Hawaii in the Snow Is a Bizarrely Magical Sight — and More Is on the Way
Between volcanic eruptions and hurricanes, it’s clear that Hawaii is no stranger to rare and sometimes dangerous weather. But the winter storm that hit the islands on Sunday and Monday also left something that most Hawaiians have very little experience with: snow.
According to CNN, high wind and rain caused some damage to parts of the Hawaiian islands in the early morning on Feb. 11, while also bringing some rare snowfall to Polipoli State Park in Maui as well as some other parts of the island.
The state Department of Land and Natural Resources (DLNR) said in a statement that Monday was perhaps the first time snow has ever fallen in a Hawaii state park.
“It could be the lowest elevant snow ever recorded in the state. Polipoli is at 6,200 feet elevation,” the DLNR statement said. Snow does actually fall in Hawaii, but it is mainly limited to the highest elevations, particularly the peaks Mauna Kea at 14,000 feet, according to SF Gate.
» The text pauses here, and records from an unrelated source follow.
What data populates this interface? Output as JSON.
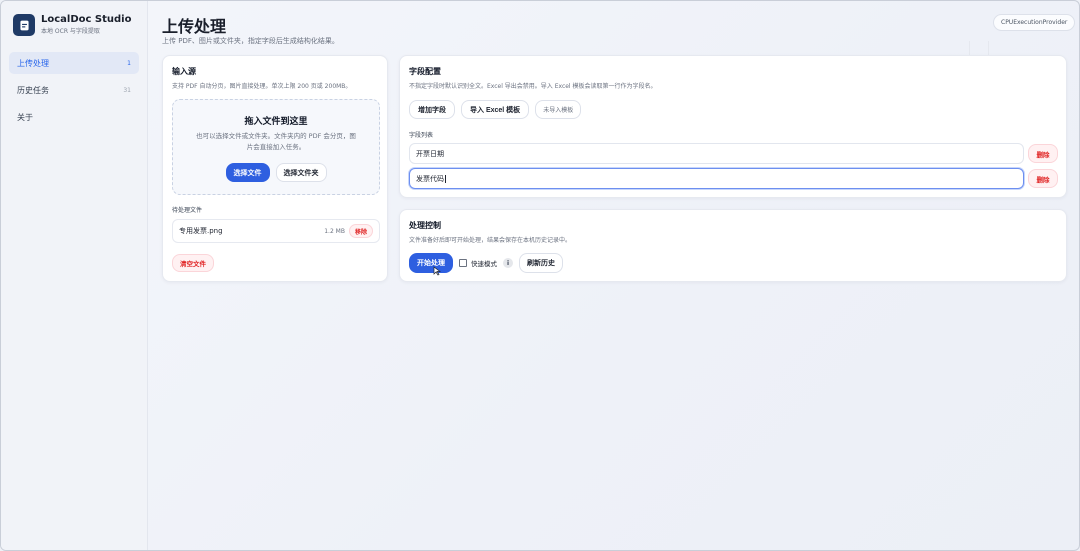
{
  "app": {
    "name": "LocalDoc Studio",
    "subtitle": "本地 OCR 与字段提取"
  },
  "sidebar": {
    "items": [
      {
        "label": "上传处理",
        "count": "1"
      },
      {
        "label": "历史任务",
        "count": "31"
      },
      {
        "label": "关于",
        "count": ""
      }
    ]
  },
  "header": {
    "title": "上传处理",
    "subtitle": "上传 PDF、图片或文件夹，指定字段后生成结构化结果。",
    "provider": "CPUExecutionProvider"
  },
  "input_source": {
    "title": "输入源",
    "desc": "支持 PDF 自动分页，图片直接处理。单次上限 200 页或 200MB。",
    "dropzone": {
      "title": "拖入文件到这里",
      "desc": "也可以选择文件或文件夹。文件夹内的 PDF 会分页，图片会直接加入任务。",
      "select_file": "选择文件",
      "select_folder": "选择文件夹"
    },
    "pending_label": "待处理文件",
    "files": [
      {
        "name": "专用发票.png",
        "size": "1.2 MB",
        "remove": "移除"
      }
    ],
    "clear": "清空文件"
  },
  "field_config": {
    "title": "字段配置",
    "desc": "不指定字段时默认识别全文。Excel 导出会禁用。导入 Excel 模板会读取第一行作为字段名。",
    "add_field": "增加字段",
    "import_excel": "导入 Excel 模板",
    "not_imported": "未导入模板",
    "list_label": "字段列表",
    "fields": [
      {
        "value": "开票日期",
        "delete": "删除"
      },
      {
        "value": "发票代码",
        "delete": "删除"
      }
    ]
  },
  "process": {
    "title": "处理控制",
    "desc": "文件准备好后即可开始处理，结果会保存在本机历史记录中。",
    "start": "开始处理",
    "fast_mode": "快速模式",
    "info": "i",
    "refresh": "刷新历史"
  }
}
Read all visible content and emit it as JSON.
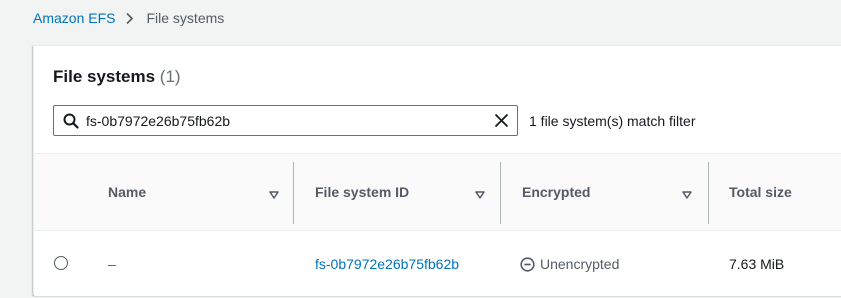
{
  "breadcrumb": {
    "parent": "Amazon EFS",
    "current": "File systems"
  },
  "panel": {
    "title": "File systems",
    "count": "(1)"
  },
  "search": {
    "value": "fs-0b7972e26b75fb62b",
    "match_text": "1 file system(s) match filter"
  },
  "table": {
    "columns": [
      "Name",
      "File system ID",
      "Encrypted",
      "Total size"
    ],
    "rows": [
      {
        "name": "–",
        "file_system_id": "fs-0b7972e26b75fb62b",
        "encrypted": "Unencrypted",
        "total_size": "7.63 MiB"
      }
    ]
  },
  "icons": {
    "breadcrumb_separator": "chevron-right-icon",
    "search": "search-icon",
    "clear": "close-icon",
    "sort": "caret-down-icon",
    "unencrypted": "minus-circle-icon"
  },
  "colors": {
    "link": "#0073bb",
    "background": "#f2f3f3",
    "text": "#16191f"
  }
}
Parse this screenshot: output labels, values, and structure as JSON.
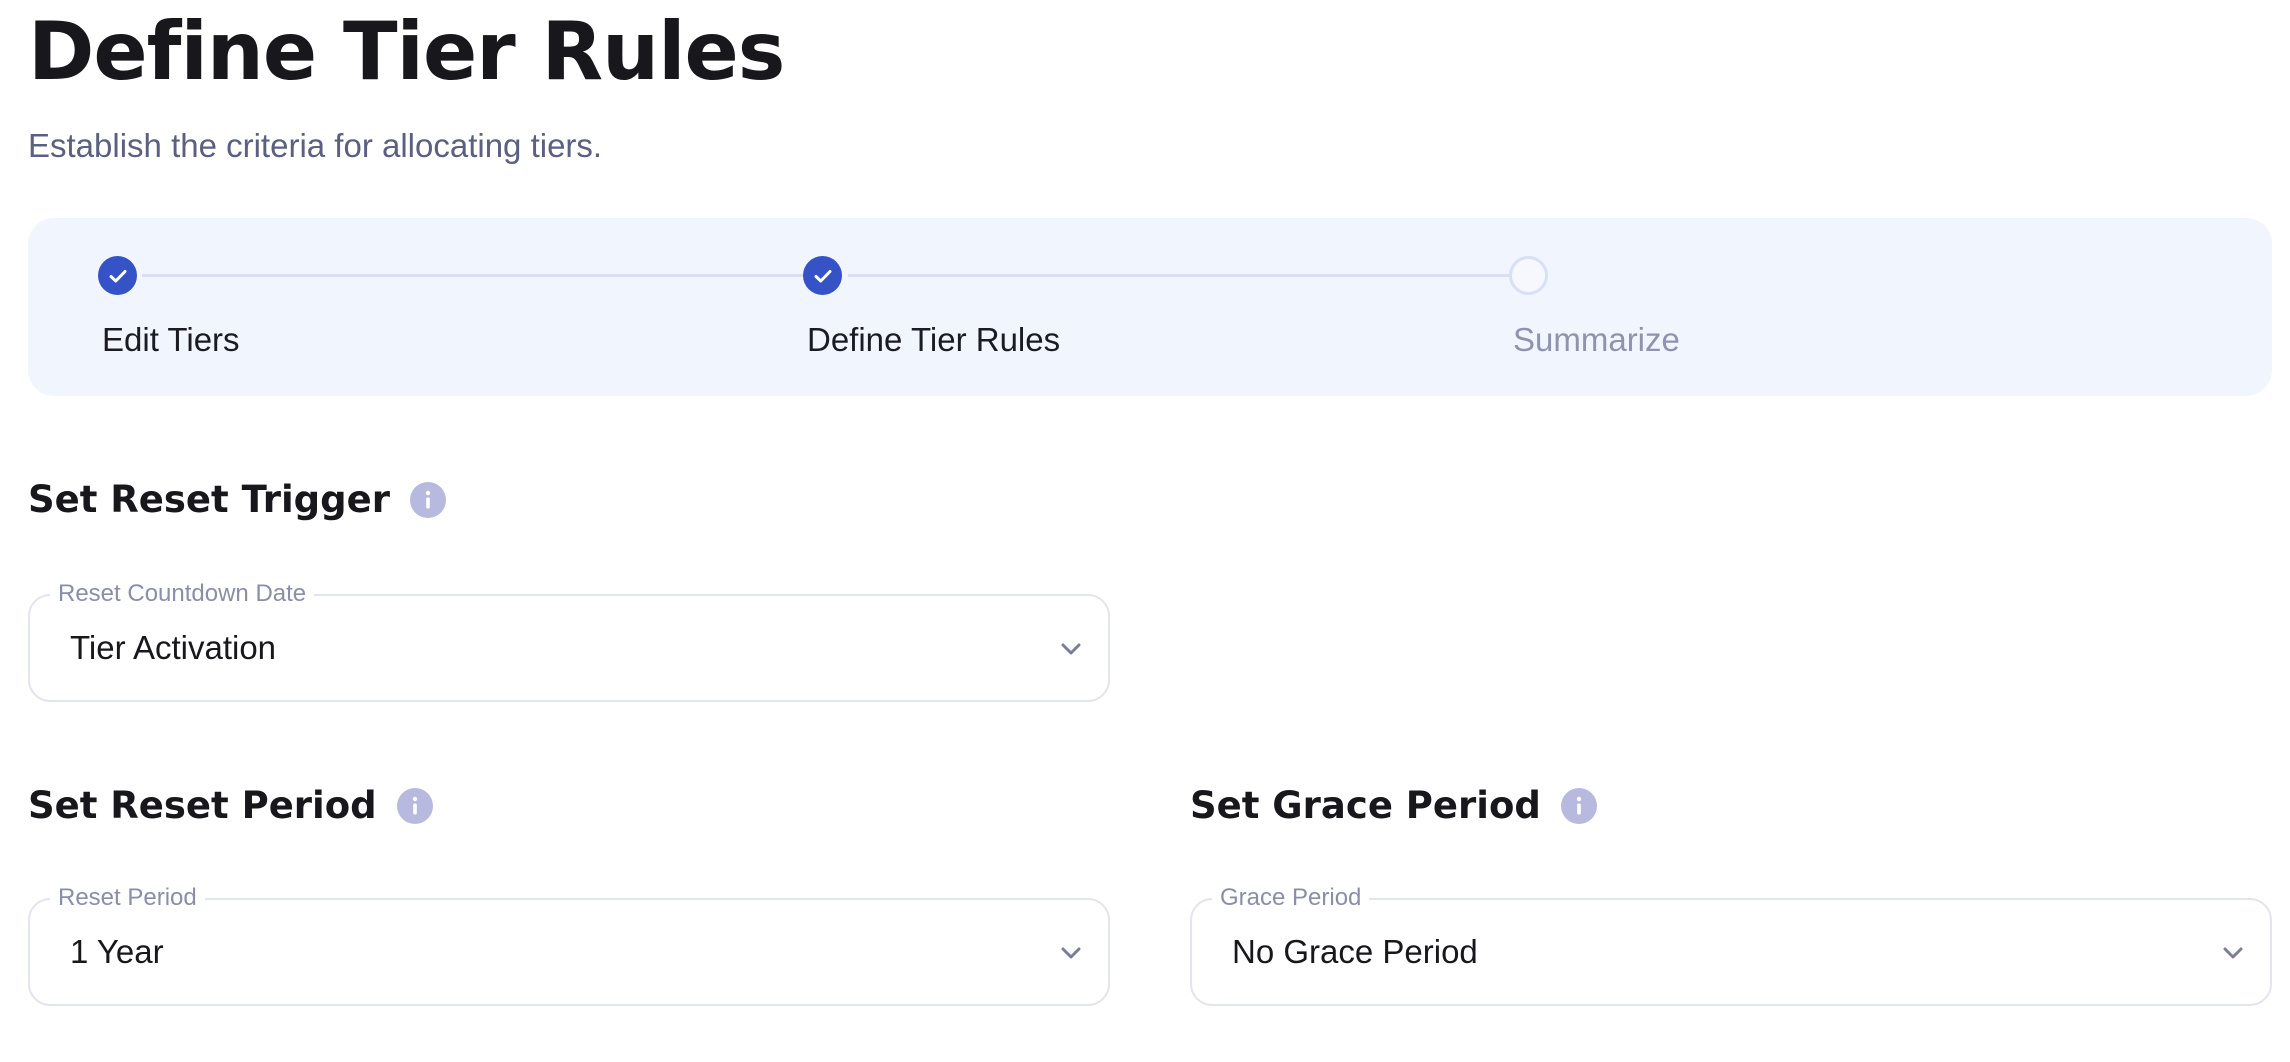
{
  "header": {
    "title": "Define Tier Rules",
    "subtitle": "Establish the criteria for allocating tiers."
  },
  "stepper": {
    "steps": [
      {
        "label": "Edit Tiers",
        "status": "completed"
      },
      {
        "label": "Define Tier Rules",
        "status": "completed"
      },
      {
        "label": "Summarize",
        "status": "pending"
      }
    ]
  },
  "reset_trigger": {
    "title": "Set Reset Trigger",
    "field_label": "Reset Countdown Date",
    "value": "Tier Activation"
  },
  "reset_period": {
    "title": "Set Reset Period",
    "field_label": "Reset Period",
    "value": "1 Year"
  },
  "grace_period": {
    "title": "Set Grace Period",
    "field_label": "Grace Period",
    "value": "No Grace Period"
  },
  "icons": {
    "step_done": "check-icon",
    "info": "info-icon",
    "dropdown": "chevron-down-icon"
  },
  "colors": {
    "accent": "#3552c7",
    "stepper_bg": "#f1f5fd",
    "info_icon": "#b7b9de",
    "muted_text": "#8f93ad"
  }
}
According to the Associated Press, the National Weather Service (NWS) reported winds between 40 and 70 miles per hour as well as coastal flooding.
The dangerous winds that began on Sunday have reportedly toppled over centuries-old trees, reported Hawaii News Now. Some trees have damaged utility poles in some parts of the state, leaving many without power. Luckily, there have been no reported injuries.
Hawaii Electric Light tweeted that crews were working on Monday to restore power as soon as it was safe to do so. On Tuesday, the company was well into working on replacing downed poles, which also required shutting down some roadways.
Honolulu Mayor Kirk Caldwell told CNN that beaches, parks, certain roads near Hawaii’s summits, and the Honolulu Zoo have all been closed.
It’s unclear how long the snow will stick at Polipoli State Park, but until it does, people who were in the area are sharing photos and video of the rare event.
Even more snow is expected for the islands on Wednesday and Thursday, USA Today reported, but only on its highest peaks, including Maui's Haleakala and the Big Island's Mauna Kea and Mauna Loa — where 3 to 5 inches are expected.
"Avoid traveling to the summits during this period as icy roads and low visibilities will produce treacherous driving conditions," the NWS warned.